Long-term: This service allows children to stay in a family where they can feel secure, living with the family until they can live independently.
Meet Joanna and Martin White
Joanna and Martin have been foster carers for five years and have cared for the same child since the beginning.
The married couple from Worle attended an open evening and were hooked from the start.
Joanna, aged 41, said: “Both my husband and I were extremely blessed to have had a good childhood. There are so many children who need homes and to be looked after and we knew we had the availability and a spare room.”
Joanna and Martin, aged 51, took in their child, who cannot be named for legal reasons, as an emergency case when he was nine but still care for him today at the age of 14.
Joanna said: “We did not know what to expect. We wanted to make him feel welcome and feel like part of the family by creating a safe and secure environment for him.
“When he came, he was struggling in school and uncomfortable in social situations. Now he is thriving, he has career ambitions and is much more confident.”
The pair have moved to a larger house in the hopes of caring for another child.
She added: “It is not easy and it is a journey but to look back now it has been amazing.”
Meet John and Lynn Purcell Experienced foster carers John and Lynn said it ‘really tugs at the heartstrings’ seeing children as young as two with such ‘lifeless’ eyes.
The couple have cared for 10 children in their four and a half years as foster carers. They first thought about fostering more than 20 years ago, when their own children were toddlers.
After John, aged 56, was made redundant the couple decided it was the perfect time to become foster parents.
John and Lynn, aged 53, reached out to the council and, within a matter of days, had spoken to a social worker and had a house visit.
John added: “They talked us through the process and gave us an opportunity to ask questions and find out information.”
John said the most challenging part of being a foster carer is not knowing what to expect and trying to understand what the child has been through to react in a certain way.
He added: “Nothing prepares you for when the child walks through your door. The first child we ever cared for had such lifeless eyes. It is heartbreaking to see this child had been taken away from their home. It really tugs at the heart strings.”
How it works
People who show an interest in foster care will go through four to six months of training. They will be allocated a social worker who will work to ensure they are fully prepared for when a child walks through the door.
Any prospective carer will need to live in North Somerset and have a spare bedroom.

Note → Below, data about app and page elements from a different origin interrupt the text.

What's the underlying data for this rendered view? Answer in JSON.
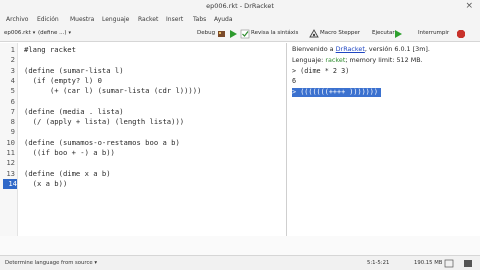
{
  "window": {
    "title": "ep006.rkt - DrRacket",
    "close_glyph": "×"
  },
  "menu": [
    "Archivo",
    "Edición",
    "Muestra",
    "Lenguaje",
    "Racket",
    "Insert",
    "Tabs",
    "Ayuda"
  ],
  "toolbar": {
    "file_combo": "ep006.rkt",
    "define_combo": "(define ...)",
    "debug": "Debug",
    "check_syntax": "Revisa la sintáxis",
    "macro_stepper": "Macro Stepper",
    "run": "Ejecutar",
    "stop": "Interrumpir"
  },
  "editor": {
    "lines": [
      "#lang racket",
      "",
      "(define (sumar-lista l)",
      "  (if (empty? l) 0",
      "      (+ (car l) (sumar-lista (cdr l)))))",
      "",
      "(define (media . lista)",
      "  (/ (apply + lista) (length lista)))",
      "",
      "(define (sumamos-o-restamos boo a b)",
      "  ((if boo + -) a b))",
      "",
      "(define (dime x a b)",
      "  (x a b))"
    ],
    "current_line": 14
  },
  "repl": {
    "welcome_prefix": "Bienvenido a ",
    "welcome_link": "DrRacket",
    "welcome_suffix": ", versión 6.0.1 [3m].",
    "lang_prefix": "Lenguaje: ",
    "lang_name": "racket",
    "lang_suffix": "; memory limit: 512 MB.",
    "input1": "> (dime * 2 3)",
    "output1": "6",
    "input2_prompt": "> ",
    "input2": "(((((((++++ )))))))"
  },
  "status": {
    "language": "Determine language from source",
    "position": "5:1-5:21",
    "memory": "190.15 MB"
  },
  "colors": {
    "selection": "#3b71cf",
    "current_line": "#2f68c8",
    "link": "#1f46c2",
    "racket_green": "#2e8b2e"
  }
}
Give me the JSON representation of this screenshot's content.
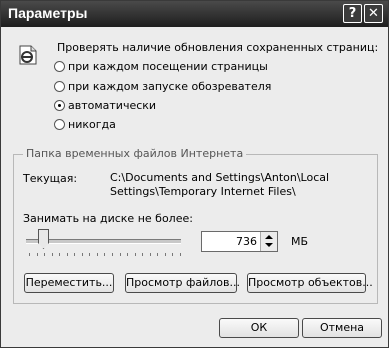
{
  "window": {
    "title": "Параметры",
    "help_glyph": "?",
    "close_glyph": "✕"
  },
  "check_new": {
    "heading": "Проверять наличие обновления сохраненных страниц:",
    "options": [
      {
        "label": "при каждом посещении страницы",
        "checked": false
      },
      {
        "label": "при каждом запуске обозревателя",
        "checked": false
      },
      {
        "label": "автоматически",
        "checked": true
      },
      {
        "label": "никогда",
        "checked": false
      }
    ]
  },
  "temp_folder": {
    "group_title": "Папка временных файлов Интернета",
    "current_label": "Текущая:",
    "current_path_line1": "C:\\Documents and Settings\\Anton\\Local",
    "current_path_line2": "Settings\\Temporary Internet Files\\",
    "disk_label": "Занимать на диске не более:",
    "disk_value": "736",
    "disk_unit": "МБ"
  },
  "buttons": {
    "move": "Переместить...",
    "view_files": "Просмотр файлов...",
    "view_objects": "Просмотр объектов...",
    "ok": "ОК",
    "cancel": "Отмена"
  }
}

If they meet the criteria they will have a house visit where they can ask questions and seek advice.
After the first stage they can expect to go through a series of background checks, training courses, meetings and talks with experienced carers.
Mr Brown said: “The process is quite stringent but it is necessary. You are working with some of the most vulnerable people in society.”
Carers and children receive financial support from the council.
There are two elements to the fees, firstly a weekly allowance which should be spent on the child only – which is based on the child’s age – which ranges from £119,36 to £195.10
Foster carers also receive a weekly pay, which is based on their skill level. Carers move up the skills brackets by completing further training and courses. Foundation level carers will receive £69,26 a week while an advanced carer will receive £147.57 a week.
Are you ready to help make a difference? The council launched its Make A Difference In 2017 campaign on Boxing Day as an early New Year’s resolution to find each child a home.
It will target people in North Somerset who want to help their community and make a difference in the new year.
Plans to launch an online campaign have already begun and #makeadifferencein2017 will be used to raise awareness and promote the campaign.
How to get involved
If you are interested in becoming a foster carer, take the first step towards changing a child’s life by calling 01275 888999 or visiting fostering.n-somerset.gov.uk